## EXCERPTED RECORDS:
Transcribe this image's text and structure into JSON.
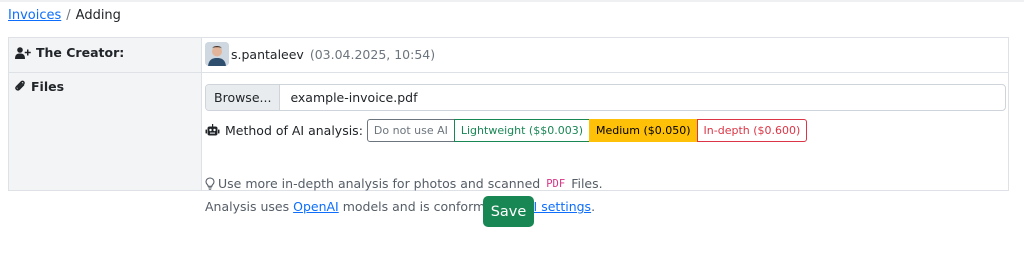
{
  "breadcrumb": {
    "parent": "Invoices",
    "separator": "/",
    "current": "Adding"
  },
  "creator": {
    "label": "The Creator:",
    "username": "s.pantaleev",
    "timestamp": "(03.04.2025, 10:54)"
  },
  "files": {
    "label": "Files",
    "browse_label": "Browse...",
    "file_name": "example-invoice.pdf"
  },
  "ai_analysis": {
    "label": "Method of AI analysis:",
    "options": [
      {
        "label": "Do not use AI",
        "color": "#6c757d",
        "selected": false
      },
      {
        "label": "Lightweight ($$0.003)",
        "color": "#198754",
        "selected": false
      },
      {
        "label": "Medium ($0.050)",
        "color": "#ffc107",
        "selected": true
      },
      {
        "label": "In-depth ($0.600)",
        "color": "#dc3545",
        "selected": false
      }
    ]
  },
  "hint": {
    "before": "Use more in-depth analysis for photos and scanned",
    "code": "PDF",
    "after": "Files."
  },
  "note": {
    "text1": "Analysis uses",
    "link1": "OpenAI",
    "text2": "models and is conforming to",
    "link2": "AI settings",
    "text3": "."
  },
  "save_label": "Save",
  "colors": {
    "primary_link": "#0d6efd",
    "save_button": "#198754",
    "label_background": "#f3f4f5"
  },
  "icons": [
    "user-plus-icon",
    "paperclip-icon",
    "robot-icon",
    "lightbulb-icon"
  ]
}
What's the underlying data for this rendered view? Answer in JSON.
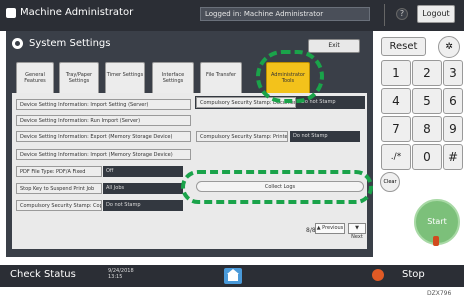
{
  "header": {
    "app_title": "Machine Administrator",
    "logged_in": "Logged in: Machine Administrator",
    "help": "?",
    "logout": "Logout"
  },
  "panel": {
    "title": "System Settings",
    "exit": "Exit"
  },
  "tabs": [
    {
      "label": "General Features"
    },
    {
      "label": "Tray/Paper Settings"
    },
    {
      "label": "Timer Settings"
    },
    {
      "label": "Interface Settings"
    },
    {
      "label": "File Transfer"
    },
    {
      "label": "Administrator Tools",
      "active": true
    }
  ],
  "settings": {
    "left": [
      "Device Setting Information: Import Setting (Server)",
      "Device Setting Information: Run Import (Server)",
      "Device Setting Information: Export (Memory Storage Device)",
      "Device Setting Information: Import (Memory Storage Device)",
      "PDF File Type: PDF/A Fixed",
      "Stop Key to Suspend Print Job",
      "Compulsory Security Stamp: Copier"
    ],
    "left_values": [
      "",
      "",
      "",
      "",
      "Off",
      "All Jobs",
      "Do not Stamp"
    ],
    "right": [
      {
        "label": "Compulsory Security Stamp: Document Server",
        "value": "Do not Stamp"
      },
      {
        "label": "Compulsory Security Stamp: Printer",
        "value": "Do not Stamp"
      },
      {
        "label": "Collect Logs",
        "value": ""
      }
    ]
  },
  "pagination": {
    "page": "8/8",
    "prev": "Previous",
    "next": "Next"
  },
  "keypad": {
    "reset": "Reset",
    "keys": [
      "1",
      "2",
      "3",
      "4",
      "5",
      "6",
      "7",
      "8",
      "9",
      "./*",
      "0",
      "#"
    ],
    "clear": "Clear",
    "start": "Start"
  },
  "footer": {
    "check_status": "Check Status",
    "clock_date": "9/24/2018",
    "clock_time": "13:15",
    "stop": "Stop"
  },
  "figure_code": "DZX796",
  "colors": {
    "highlight": "#1aa34a",
    "active_tab": "#f3c21b",
    "start": "#7cc07a"
  }
}
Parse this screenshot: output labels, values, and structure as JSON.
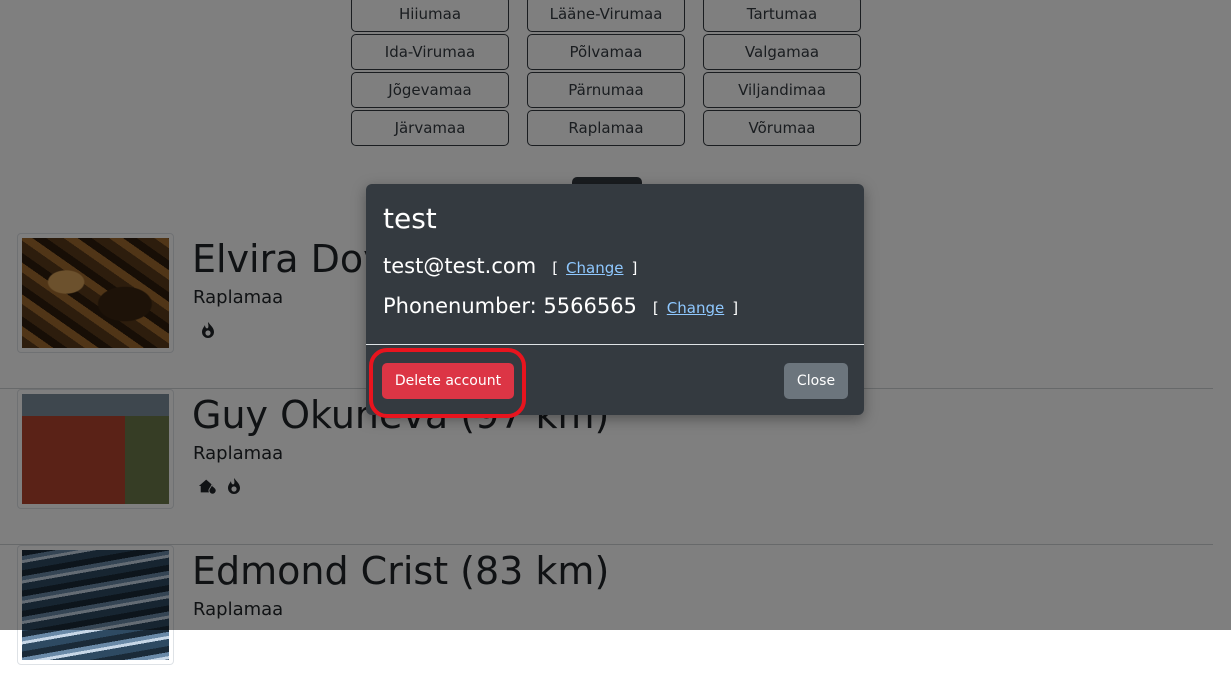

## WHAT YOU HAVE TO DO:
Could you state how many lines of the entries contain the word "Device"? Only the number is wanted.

## REPLY:
4